If you violate that trust, there are consequences. Yes, there are regulatory compliance issues, but that’s only part of it. If customers find out their information has been compromised, you could find yourself in the middle of a customer service nightmare. Once that trust is shattered, you may find clients and vendors no longer want to do business with you, which can be far more devastating than any fines or sanctions could be.

Know Your Regulations

You aren’t the only one looking out for your clients. Governments also keep the best interests of their residents in mind. Regulations exist that restrict how you collect data and what you can do with it.

First, take the time to put a privacy policy in writing. Make it available on your website and let clients know that it’s available. Make sure your systems and your staff are set up to honor the terms outlined in your privacy policy.

As you’re putting those policies in place, pay close attention to any regulations that might apply specifically to the information you’re collecting.

  • GDPR – Businesses that interact with those in the European Union (EU) should read up on the General Data Protection Regulation (GDPR). These standards require you to protect the data you collect using cookies just as heavily as you would Social Security numbers or health data. You can read GDPR in detail here.
  • CAN-SPAM – The U.S. requires businesses to comply with the Controlling the Assault of Non-Solicited Pornography and Marketing (CAN-SPAM) Act of 2003. This set of regulations requires some due diligence before you can send emails to people. Read more about the CAN-SPAM Act here.
  • CASL – Canadian customers are protected by Canada’s Anti-Spam Law (CASL), which governs the messages you can send to Canadians. You’ll need to get permission before sending messages to those in Canada. Read details of CASL here.
  • HIPAA – The Health Insurance Portability and Accountability Act (HIPAA) applies to any medical information you collect about your clients. You’ll need to take extra measures when collecting and storing this data to avoid fines. Learn more about HIPAA here.
  • PCI DSS – If you accept credit card payments, you’ll need to thoroughly study the Payment Card Industry Data Security Standard (PCI DSS). The official standards are available for review here.

Risks of Data Collection
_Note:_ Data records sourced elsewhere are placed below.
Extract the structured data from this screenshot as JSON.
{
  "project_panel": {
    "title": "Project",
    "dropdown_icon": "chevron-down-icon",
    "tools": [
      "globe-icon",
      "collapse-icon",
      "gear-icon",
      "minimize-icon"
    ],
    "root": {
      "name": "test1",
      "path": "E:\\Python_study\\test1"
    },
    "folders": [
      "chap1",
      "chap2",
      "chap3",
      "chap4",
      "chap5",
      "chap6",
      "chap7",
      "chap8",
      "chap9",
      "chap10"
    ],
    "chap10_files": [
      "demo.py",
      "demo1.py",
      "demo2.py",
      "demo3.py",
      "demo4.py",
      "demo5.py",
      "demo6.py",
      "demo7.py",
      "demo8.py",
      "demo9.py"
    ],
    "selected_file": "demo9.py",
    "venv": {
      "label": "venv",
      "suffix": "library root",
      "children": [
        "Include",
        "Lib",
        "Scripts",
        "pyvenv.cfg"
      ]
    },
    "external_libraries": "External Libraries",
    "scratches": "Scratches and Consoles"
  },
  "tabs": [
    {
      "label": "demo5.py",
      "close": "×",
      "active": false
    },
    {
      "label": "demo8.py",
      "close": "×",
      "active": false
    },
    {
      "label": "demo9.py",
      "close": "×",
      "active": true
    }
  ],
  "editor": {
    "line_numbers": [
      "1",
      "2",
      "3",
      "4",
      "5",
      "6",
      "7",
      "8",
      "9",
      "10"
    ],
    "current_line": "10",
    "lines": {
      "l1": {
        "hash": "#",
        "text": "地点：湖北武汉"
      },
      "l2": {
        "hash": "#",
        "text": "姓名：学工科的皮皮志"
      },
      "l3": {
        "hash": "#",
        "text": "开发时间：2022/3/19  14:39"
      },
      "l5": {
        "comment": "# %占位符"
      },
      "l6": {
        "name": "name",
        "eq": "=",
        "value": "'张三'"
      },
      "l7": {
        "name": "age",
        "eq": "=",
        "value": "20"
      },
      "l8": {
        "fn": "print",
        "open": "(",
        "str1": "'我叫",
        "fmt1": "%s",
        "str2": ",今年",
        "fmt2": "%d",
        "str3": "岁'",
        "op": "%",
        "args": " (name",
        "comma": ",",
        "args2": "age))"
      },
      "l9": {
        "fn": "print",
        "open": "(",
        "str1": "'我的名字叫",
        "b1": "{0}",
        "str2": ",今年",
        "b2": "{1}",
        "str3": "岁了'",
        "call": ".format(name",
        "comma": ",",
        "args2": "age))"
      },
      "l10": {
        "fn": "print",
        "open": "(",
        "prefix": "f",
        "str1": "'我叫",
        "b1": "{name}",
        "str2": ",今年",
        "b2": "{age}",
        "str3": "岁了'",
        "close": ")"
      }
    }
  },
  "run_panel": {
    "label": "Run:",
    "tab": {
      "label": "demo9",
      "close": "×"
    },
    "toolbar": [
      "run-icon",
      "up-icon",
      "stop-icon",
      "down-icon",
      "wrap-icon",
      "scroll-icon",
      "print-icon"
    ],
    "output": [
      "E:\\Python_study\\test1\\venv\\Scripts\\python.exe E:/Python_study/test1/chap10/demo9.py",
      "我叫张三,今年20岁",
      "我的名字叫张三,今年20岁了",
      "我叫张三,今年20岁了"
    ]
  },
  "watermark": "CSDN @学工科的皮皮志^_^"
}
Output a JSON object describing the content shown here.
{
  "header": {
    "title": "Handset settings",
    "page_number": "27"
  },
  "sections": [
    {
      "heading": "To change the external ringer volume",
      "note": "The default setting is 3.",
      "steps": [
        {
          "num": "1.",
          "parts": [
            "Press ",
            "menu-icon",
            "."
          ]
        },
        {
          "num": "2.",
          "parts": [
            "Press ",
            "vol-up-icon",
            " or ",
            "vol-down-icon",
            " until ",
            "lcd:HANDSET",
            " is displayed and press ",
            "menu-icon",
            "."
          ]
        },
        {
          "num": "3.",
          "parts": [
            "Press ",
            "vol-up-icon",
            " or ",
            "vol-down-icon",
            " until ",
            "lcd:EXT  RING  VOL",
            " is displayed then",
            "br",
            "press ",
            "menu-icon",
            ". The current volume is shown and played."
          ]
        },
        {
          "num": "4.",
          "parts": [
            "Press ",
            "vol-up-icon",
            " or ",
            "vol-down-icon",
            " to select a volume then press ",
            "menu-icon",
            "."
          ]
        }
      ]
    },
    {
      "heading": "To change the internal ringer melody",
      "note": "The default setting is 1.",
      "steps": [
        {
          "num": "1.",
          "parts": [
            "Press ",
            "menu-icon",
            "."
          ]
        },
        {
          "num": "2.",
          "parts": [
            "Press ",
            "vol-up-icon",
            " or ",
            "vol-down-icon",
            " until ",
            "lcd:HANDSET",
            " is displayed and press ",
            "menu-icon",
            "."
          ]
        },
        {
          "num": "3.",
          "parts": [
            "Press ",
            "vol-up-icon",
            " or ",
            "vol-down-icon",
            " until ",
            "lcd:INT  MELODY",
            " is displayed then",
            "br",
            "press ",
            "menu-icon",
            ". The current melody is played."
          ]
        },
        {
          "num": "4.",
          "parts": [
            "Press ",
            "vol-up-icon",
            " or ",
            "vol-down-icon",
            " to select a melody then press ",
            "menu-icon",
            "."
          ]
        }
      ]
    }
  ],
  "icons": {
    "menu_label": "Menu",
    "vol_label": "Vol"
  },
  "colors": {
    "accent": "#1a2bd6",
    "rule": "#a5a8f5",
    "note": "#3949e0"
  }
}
If you suffer a data breach, you could face serious problems. In addition to alienating clients, you’ll also possibly be required to notify all potentially impacted clients and purchase identity theft protection for them.
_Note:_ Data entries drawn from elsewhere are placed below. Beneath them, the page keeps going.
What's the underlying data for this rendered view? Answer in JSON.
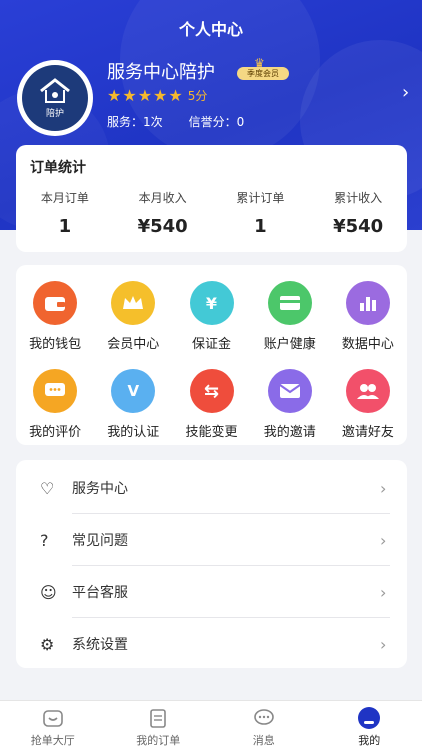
{
  "header": {
    "title": "个人中心",
    "user_name": "服务中心陪护",
    "vip_label": "季度会员",
    "rating_score": "5分",
    "stars": 5,
    "service_count": "服务：1次",
    "credit_score": "信誉分：0",
    "avatar_text": "陪护"
  },
  "order_stats": {
    "title": "订单统计",
    "items": [
      {
        "label": "本月订单",
        "value": "1"
      },
      {
        "label": "本月收入",
        "value": "¥540"
      },
      {
        "label": "累计订单",
        "value": "1"
      },
      {
        "label": "累计收入",
        "value": "¥540"
      }
    ]
  },
  "features": [
    {
      "label": "我的钱包",
      "icon": "wallet-icon",
      "color": "#f0642f"
    },
    {
      "label": "会员中心",
      "icon": "crown-icon",
      "color": "#f5bf2b"
    },
    {
      "label": "保证金",
      "icon": "yen-shield-icon",
      "color": "#43c9d6"
    },
    {
      "label": "账户健康",
      "icon": "card-icon",
      "color": "#4cc76a"
    },
    {
      "label": "数据中心",
      "icon": "bar-chart-icon",
      "color": "#9b6be0"
    },
    {
      "label": "我的评价",
      "icon": "comment-icon",
      "color": "#f5a623"
    },
    {
      "label": "我的认证",
      "icon": "verified-icon",
      "color": "#5ab0f0"
    },
    {
      "label": "技能变更",
      "icon": "swap-icon",
      "color": "#ef4d3c"
    },
    {
      "label": "我的邀请",
      "icon": "mail-icon",
      "color": "#8a6be8"
    },
    {
      "label": "邀请好友",
      "icon": "friends-icon",
      "color": "#f2506a"
    }
  ],
  "menu": [
    {
      "label": "服务中心",
      "icon": "heart-hand-icon"
    },
    {
      "label": "常见问题",
      "icon": "question-icon"
    },
    {
      "label": "平台客服",
      "icon": "chat-smile-icon"
    },
    {
      "label": "系统设置",
      "icon": "gear-icon"
    }
  ],
  "tabbar": [
    {
      "label": "抢单大厅",
      "icon": "hall-icon",
      "active": false
    },
    {
      "label": "我的订单",
      "icon": "order-list-icon",
      "active": false
    },
    {
      "label": "消息",
      "icon": "message-icon",
      "active": false
    },
    {
      "label": "我的",
      "icon": "profile-icon",
      "active": true
    }
  ],
  "colors": {
    "brand": "#1f34c4",
    "star": "#f5b82e",
    "background": "#f2f3f7"
  }
}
With that in mind, it should be no surprise that data breaches can be expensive. The average cost of a data breach in 2020 was $3.86 million–a cost most B2B organizations can’t afford.

But perhaps the biggest hit you’ll take after a data breach is to your reputation. You could forever be known as that company that didn’t properly safeguard your client data. That’s why it’s important to do everything you can to protect the data you’re collecting on customers, as well as only collect the data you need.

How to Remain in Compliance

A privacy policy is an important first step. As inspiration, check out a variety of B2B privacy policies, from Google to Shift to Zoom. Not only will this help you get a feel for the format, but you’ll also get some ideas on what you need to do to keep your own client data safe.

From there, you can protect other businesses and their employees by only collecting the data you need from B2B audiences. When you do have that information, make sure it’s safeguarded. Only the necessary employees should have access and you should have cybersecurity in place to prevent breaches.

Lastly, if you’re collecting information, each person should opt in before that information is gathered and stored. Be clear about the data that will be collected and how you will use it. If possible, link to your privacy policy to help alleviate any concerns that potential and existing clients might have.

When it comes to data privacy, it’s important that you have documented procedures. You should also be able to demonstrate that your business takes measures to protect information. Having this type of documentation in place will not only ensure you can demonstrate to regulators how you handle things, but it will also help with alerting employees to your company’s policies about data security and privacy.